Web page and app entries:

---------------

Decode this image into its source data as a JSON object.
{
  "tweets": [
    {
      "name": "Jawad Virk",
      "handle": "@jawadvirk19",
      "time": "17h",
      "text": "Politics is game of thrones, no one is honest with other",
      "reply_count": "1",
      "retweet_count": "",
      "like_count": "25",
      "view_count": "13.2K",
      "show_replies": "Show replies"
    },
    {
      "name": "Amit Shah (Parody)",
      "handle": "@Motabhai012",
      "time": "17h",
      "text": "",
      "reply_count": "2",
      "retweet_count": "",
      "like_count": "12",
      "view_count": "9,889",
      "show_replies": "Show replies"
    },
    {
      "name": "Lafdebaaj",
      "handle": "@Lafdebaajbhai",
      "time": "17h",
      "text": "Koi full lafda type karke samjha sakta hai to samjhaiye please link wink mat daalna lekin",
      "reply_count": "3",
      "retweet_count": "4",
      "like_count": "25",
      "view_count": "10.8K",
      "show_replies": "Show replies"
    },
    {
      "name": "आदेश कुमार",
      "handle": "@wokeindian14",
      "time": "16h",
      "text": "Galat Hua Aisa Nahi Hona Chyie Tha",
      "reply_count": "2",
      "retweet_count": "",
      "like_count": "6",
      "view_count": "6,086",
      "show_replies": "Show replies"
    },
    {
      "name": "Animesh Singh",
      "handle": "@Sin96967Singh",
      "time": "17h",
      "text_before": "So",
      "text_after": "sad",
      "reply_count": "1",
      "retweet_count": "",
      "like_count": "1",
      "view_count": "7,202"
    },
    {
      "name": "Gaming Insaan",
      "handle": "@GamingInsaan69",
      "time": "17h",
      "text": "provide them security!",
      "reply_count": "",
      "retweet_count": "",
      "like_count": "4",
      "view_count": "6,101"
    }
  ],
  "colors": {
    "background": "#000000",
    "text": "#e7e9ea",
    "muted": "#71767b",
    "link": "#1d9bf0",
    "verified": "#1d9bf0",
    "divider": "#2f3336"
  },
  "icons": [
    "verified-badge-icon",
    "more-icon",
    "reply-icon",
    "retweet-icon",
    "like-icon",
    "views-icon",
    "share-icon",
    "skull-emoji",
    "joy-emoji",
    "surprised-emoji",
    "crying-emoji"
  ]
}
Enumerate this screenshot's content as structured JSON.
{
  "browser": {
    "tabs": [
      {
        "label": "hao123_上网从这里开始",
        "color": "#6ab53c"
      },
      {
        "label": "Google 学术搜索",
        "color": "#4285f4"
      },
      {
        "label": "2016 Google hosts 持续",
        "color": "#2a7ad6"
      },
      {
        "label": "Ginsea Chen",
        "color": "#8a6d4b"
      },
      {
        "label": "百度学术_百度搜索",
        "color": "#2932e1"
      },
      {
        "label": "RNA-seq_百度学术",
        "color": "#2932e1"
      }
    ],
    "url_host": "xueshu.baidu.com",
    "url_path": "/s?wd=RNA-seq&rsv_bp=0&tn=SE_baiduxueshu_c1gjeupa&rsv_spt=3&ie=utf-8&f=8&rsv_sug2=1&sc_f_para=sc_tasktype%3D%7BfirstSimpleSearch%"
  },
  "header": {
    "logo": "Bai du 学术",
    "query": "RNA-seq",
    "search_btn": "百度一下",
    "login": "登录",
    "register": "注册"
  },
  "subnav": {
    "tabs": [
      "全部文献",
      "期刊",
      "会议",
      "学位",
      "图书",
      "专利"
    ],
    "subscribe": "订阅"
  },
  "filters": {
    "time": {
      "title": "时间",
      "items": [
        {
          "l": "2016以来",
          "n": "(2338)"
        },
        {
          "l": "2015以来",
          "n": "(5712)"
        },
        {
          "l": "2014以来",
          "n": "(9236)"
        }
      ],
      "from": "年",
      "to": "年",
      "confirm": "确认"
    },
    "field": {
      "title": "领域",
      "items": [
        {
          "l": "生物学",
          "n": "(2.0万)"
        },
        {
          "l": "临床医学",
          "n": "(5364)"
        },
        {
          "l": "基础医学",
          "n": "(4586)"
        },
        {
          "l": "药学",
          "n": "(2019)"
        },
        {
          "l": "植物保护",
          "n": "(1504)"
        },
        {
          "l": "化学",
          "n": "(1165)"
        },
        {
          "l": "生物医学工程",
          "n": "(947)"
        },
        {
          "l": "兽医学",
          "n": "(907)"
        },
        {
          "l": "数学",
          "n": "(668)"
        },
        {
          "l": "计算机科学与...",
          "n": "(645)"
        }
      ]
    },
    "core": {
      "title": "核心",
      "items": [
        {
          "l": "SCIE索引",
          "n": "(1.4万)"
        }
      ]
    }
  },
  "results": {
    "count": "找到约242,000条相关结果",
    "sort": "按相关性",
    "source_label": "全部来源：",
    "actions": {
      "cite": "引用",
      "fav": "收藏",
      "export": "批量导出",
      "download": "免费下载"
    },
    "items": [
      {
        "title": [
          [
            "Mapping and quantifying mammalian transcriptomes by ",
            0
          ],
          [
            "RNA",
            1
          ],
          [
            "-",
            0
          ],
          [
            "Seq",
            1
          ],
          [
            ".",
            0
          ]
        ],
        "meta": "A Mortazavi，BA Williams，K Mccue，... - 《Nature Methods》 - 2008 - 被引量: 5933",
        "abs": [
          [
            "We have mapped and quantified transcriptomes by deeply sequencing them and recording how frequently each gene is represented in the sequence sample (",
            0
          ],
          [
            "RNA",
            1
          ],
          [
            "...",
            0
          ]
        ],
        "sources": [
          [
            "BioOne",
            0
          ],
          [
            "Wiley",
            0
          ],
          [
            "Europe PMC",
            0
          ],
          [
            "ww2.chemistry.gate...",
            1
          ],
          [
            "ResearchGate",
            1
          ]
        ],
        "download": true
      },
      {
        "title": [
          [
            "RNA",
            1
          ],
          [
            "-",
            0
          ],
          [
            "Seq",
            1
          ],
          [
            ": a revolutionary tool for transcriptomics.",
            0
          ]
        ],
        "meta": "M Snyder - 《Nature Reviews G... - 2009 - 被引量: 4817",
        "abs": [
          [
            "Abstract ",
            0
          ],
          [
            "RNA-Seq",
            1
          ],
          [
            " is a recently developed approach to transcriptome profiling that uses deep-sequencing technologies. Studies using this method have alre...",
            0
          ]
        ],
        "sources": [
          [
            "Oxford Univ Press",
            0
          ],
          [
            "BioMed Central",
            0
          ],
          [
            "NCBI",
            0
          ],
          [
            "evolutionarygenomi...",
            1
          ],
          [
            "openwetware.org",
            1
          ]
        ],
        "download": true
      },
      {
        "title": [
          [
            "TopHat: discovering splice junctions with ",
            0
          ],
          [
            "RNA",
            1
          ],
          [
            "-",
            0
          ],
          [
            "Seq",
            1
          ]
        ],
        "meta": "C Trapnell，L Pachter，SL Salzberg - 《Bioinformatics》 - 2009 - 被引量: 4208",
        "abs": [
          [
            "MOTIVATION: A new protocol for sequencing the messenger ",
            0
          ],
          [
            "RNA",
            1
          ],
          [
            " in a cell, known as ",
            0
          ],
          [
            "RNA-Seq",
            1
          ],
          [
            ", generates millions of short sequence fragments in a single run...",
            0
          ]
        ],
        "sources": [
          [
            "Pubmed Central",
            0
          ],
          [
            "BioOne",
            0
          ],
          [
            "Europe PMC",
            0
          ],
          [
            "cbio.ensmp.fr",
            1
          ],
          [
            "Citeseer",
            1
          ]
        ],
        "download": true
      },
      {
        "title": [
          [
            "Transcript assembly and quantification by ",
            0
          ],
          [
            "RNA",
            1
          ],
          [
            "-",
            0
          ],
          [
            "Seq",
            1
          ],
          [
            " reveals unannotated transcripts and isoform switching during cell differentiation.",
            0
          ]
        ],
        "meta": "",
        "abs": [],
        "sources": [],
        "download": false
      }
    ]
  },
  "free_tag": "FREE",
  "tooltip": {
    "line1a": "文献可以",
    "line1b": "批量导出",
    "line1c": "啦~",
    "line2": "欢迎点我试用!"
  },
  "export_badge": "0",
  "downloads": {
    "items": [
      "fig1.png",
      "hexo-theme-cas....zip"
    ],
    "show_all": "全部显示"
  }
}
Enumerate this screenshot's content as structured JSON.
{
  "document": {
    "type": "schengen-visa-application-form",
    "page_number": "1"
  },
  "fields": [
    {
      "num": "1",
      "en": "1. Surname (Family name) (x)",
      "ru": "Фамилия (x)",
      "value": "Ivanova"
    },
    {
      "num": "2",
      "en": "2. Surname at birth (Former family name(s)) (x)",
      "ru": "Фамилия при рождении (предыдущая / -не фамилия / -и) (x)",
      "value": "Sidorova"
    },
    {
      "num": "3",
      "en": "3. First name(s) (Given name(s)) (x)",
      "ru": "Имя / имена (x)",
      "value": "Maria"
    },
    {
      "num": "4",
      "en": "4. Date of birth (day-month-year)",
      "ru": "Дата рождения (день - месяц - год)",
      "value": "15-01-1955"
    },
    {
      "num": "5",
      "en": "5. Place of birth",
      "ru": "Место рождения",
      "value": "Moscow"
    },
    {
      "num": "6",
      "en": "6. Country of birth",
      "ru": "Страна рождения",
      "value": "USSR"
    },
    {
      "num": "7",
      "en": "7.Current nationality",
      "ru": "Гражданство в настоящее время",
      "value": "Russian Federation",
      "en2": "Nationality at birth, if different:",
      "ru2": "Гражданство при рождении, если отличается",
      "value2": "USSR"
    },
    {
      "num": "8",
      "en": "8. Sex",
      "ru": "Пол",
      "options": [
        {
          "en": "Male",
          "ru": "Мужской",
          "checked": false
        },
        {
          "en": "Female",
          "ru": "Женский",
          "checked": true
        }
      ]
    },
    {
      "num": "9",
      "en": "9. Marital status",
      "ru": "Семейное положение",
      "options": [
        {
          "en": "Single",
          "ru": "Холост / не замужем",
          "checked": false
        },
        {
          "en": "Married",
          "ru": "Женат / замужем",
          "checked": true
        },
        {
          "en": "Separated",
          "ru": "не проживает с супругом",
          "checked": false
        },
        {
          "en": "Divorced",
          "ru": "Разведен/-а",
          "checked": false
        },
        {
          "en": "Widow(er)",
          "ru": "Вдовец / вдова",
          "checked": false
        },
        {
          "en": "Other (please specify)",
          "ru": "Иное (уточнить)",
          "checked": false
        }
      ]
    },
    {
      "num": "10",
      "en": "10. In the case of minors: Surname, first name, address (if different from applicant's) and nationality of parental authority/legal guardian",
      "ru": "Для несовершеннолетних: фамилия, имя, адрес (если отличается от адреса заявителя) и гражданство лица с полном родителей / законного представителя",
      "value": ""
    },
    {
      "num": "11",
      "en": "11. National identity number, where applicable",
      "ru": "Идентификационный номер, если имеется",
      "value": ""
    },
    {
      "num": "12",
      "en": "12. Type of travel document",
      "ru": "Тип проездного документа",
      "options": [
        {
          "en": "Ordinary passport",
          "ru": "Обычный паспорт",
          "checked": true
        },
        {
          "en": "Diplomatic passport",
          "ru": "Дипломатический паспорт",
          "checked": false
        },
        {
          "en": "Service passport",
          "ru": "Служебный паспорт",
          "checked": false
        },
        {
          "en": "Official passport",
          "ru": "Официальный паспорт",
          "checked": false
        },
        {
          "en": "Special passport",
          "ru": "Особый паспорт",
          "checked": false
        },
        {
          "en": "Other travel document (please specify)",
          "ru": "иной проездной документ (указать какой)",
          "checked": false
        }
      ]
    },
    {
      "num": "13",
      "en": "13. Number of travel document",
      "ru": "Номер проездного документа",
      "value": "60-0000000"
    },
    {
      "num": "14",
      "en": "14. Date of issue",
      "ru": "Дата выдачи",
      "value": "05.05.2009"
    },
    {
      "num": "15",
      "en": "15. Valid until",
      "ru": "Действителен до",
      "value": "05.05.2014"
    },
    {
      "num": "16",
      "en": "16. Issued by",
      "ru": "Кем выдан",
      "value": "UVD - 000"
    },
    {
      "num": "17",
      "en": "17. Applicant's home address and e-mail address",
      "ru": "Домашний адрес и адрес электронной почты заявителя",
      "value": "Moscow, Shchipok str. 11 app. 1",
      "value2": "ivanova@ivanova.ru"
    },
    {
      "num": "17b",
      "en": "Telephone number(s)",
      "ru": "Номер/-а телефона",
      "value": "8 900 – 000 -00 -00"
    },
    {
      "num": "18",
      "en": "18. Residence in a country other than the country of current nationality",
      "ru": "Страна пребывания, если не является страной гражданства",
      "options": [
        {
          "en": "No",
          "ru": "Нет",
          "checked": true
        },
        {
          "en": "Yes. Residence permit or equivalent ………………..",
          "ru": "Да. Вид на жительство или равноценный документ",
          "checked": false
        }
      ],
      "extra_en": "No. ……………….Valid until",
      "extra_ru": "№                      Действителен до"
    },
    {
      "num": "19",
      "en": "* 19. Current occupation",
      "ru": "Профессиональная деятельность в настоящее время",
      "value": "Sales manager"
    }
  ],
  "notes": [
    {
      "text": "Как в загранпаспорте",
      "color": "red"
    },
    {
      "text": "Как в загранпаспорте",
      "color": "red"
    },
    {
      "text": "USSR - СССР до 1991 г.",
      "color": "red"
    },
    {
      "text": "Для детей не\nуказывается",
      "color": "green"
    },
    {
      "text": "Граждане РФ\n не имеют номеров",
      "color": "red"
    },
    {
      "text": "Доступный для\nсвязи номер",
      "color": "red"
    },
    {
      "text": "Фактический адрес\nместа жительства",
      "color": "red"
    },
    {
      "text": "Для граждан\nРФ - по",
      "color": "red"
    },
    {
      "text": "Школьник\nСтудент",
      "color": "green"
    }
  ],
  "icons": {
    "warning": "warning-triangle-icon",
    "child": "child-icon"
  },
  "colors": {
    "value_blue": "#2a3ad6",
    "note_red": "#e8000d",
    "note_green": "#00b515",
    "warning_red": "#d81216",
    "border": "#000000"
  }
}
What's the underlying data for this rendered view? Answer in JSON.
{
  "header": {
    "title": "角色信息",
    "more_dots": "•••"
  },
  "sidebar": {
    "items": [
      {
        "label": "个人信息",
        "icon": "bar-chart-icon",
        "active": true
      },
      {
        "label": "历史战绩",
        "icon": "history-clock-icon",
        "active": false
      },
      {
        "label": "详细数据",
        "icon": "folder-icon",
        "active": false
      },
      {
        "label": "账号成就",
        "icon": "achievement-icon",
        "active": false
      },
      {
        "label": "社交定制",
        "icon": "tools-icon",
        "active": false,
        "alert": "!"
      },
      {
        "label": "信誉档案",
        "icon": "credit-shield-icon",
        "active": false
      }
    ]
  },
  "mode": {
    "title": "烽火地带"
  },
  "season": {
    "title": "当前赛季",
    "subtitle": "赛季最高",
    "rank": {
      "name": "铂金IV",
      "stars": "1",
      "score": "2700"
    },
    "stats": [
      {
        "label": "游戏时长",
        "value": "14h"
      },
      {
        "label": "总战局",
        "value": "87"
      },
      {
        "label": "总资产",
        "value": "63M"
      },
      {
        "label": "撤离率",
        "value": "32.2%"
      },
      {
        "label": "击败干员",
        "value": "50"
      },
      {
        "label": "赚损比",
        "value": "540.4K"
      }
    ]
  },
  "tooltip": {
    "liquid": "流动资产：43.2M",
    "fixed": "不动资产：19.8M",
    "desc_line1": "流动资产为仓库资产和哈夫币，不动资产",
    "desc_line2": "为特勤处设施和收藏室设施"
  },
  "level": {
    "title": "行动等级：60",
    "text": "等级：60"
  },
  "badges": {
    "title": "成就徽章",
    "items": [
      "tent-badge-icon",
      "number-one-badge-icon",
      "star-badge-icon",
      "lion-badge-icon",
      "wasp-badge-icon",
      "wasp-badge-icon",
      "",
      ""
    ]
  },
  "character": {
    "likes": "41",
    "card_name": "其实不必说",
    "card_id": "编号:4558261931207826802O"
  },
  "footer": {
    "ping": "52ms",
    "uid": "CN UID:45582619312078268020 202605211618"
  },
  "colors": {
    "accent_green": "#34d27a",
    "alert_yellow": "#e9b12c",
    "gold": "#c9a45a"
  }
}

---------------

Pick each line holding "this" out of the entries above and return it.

# Answer space
Decode this image into its source data as a JSON object.
Enumerate this screenshot's content as structured JSON.
            " is a recently developed approach to transcriptome profiling that uses deep-sequencing technologies. Studies using this method have alre...",
Enumerate this screenshot's content as structured JSON.
What's the underlying data for this rendered view? Answer in JSON.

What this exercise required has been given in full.